(Data entries)

= = = = =

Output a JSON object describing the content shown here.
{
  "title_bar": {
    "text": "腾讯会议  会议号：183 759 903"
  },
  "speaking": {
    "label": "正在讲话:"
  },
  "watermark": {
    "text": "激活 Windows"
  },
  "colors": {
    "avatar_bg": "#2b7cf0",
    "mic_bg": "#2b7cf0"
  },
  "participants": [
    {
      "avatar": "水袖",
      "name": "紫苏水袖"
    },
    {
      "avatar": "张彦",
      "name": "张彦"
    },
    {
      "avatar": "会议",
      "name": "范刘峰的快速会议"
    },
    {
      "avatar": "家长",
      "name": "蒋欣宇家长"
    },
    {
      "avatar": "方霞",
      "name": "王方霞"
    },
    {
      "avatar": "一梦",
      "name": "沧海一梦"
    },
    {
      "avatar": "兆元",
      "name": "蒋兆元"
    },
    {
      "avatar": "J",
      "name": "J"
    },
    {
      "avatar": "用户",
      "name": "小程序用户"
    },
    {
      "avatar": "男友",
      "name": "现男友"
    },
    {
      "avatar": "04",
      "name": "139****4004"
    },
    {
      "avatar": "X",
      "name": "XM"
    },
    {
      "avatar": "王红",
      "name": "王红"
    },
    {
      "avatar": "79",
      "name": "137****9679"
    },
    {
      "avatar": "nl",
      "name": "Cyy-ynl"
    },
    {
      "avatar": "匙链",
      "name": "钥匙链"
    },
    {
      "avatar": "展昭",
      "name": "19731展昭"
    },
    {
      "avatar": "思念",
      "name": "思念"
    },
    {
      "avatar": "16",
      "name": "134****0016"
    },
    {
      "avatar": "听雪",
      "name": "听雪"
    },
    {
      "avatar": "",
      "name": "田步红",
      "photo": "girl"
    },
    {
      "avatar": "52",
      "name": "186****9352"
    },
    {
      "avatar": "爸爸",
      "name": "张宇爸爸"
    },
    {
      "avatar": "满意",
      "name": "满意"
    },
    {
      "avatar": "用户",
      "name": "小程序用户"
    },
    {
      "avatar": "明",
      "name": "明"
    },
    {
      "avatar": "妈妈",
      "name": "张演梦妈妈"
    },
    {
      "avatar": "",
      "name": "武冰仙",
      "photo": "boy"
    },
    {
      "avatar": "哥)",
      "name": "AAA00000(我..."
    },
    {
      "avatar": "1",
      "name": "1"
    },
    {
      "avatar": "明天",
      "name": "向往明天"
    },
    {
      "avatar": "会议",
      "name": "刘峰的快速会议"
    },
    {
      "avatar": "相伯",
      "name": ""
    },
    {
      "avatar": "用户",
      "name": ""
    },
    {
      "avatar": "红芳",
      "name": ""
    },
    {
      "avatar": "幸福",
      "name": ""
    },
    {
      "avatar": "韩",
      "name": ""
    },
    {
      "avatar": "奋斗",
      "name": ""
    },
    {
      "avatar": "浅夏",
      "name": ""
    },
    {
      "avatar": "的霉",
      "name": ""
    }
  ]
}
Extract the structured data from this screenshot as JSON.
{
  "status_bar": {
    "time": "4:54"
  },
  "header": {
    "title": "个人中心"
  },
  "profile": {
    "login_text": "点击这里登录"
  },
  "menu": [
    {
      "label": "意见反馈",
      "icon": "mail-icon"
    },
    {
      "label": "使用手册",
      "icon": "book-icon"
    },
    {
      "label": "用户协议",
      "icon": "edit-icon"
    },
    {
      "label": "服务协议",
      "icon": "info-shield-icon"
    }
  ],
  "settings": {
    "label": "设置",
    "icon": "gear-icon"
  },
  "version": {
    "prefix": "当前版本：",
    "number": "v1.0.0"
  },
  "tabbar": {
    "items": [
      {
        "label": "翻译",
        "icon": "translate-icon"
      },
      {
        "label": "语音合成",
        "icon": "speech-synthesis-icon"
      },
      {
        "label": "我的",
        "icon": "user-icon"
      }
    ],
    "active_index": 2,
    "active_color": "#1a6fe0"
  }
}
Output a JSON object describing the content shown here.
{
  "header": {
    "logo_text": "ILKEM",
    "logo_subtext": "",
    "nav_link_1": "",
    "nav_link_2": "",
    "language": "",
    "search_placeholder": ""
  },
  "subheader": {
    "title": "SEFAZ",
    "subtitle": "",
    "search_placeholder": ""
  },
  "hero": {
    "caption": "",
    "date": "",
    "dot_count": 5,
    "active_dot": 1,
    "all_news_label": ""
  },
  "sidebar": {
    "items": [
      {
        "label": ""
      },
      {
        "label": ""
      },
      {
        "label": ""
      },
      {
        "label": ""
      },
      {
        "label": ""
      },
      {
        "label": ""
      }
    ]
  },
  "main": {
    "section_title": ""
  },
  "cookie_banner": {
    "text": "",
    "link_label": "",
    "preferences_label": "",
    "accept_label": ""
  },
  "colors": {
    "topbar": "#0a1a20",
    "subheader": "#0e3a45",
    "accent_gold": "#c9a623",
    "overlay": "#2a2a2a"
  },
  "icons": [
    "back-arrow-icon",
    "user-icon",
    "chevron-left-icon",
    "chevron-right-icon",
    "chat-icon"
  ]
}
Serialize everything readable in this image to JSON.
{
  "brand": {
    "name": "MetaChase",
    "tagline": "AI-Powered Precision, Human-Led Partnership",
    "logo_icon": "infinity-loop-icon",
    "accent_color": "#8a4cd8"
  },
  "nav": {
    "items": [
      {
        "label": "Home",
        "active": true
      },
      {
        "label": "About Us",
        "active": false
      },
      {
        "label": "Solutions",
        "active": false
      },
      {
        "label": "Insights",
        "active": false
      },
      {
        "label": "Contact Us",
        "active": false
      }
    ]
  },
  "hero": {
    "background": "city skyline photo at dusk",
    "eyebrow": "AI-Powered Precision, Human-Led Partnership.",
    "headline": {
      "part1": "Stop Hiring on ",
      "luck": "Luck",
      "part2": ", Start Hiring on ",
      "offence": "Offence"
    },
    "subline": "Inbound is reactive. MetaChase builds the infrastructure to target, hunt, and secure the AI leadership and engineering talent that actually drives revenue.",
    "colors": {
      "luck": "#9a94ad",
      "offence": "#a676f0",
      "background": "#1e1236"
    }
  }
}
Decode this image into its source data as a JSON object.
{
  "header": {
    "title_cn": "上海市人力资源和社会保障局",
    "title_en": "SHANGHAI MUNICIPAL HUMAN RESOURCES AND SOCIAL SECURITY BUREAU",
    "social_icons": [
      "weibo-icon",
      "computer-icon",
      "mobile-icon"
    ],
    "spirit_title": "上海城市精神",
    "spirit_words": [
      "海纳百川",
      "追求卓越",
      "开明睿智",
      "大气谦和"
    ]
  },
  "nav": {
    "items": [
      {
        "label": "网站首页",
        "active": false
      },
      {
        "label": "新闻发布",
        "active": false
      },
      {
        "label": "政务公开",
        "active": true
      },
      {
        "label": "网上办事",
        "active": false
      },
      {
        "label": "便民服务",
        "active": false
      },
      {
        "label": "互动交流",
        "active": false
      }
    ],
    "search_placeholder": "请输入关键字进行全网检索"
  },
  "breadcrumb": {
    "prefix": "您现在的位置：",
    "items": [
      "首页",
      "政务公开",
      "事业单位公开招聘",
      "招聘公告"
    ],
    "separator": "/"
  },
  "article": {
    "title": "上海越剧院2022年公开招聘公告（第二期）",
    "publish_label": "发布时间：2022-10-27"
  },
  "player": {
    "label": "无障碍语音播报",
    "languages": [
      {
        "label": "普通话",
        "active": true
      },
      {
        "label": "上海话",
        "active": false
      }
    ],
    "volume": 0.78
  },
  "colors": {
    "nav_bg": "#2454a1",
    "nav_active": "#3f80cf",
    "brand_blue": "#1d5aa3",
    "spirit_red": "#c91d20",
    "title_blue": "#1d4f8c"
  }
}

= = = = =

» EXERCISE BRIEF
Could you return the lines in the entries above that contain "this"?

» ANSWER SPACE
Extract the structured data from this screenshot as JSON.
Serialize everything readable in this image to JSON.
Decode this image into its source data as a JSON object.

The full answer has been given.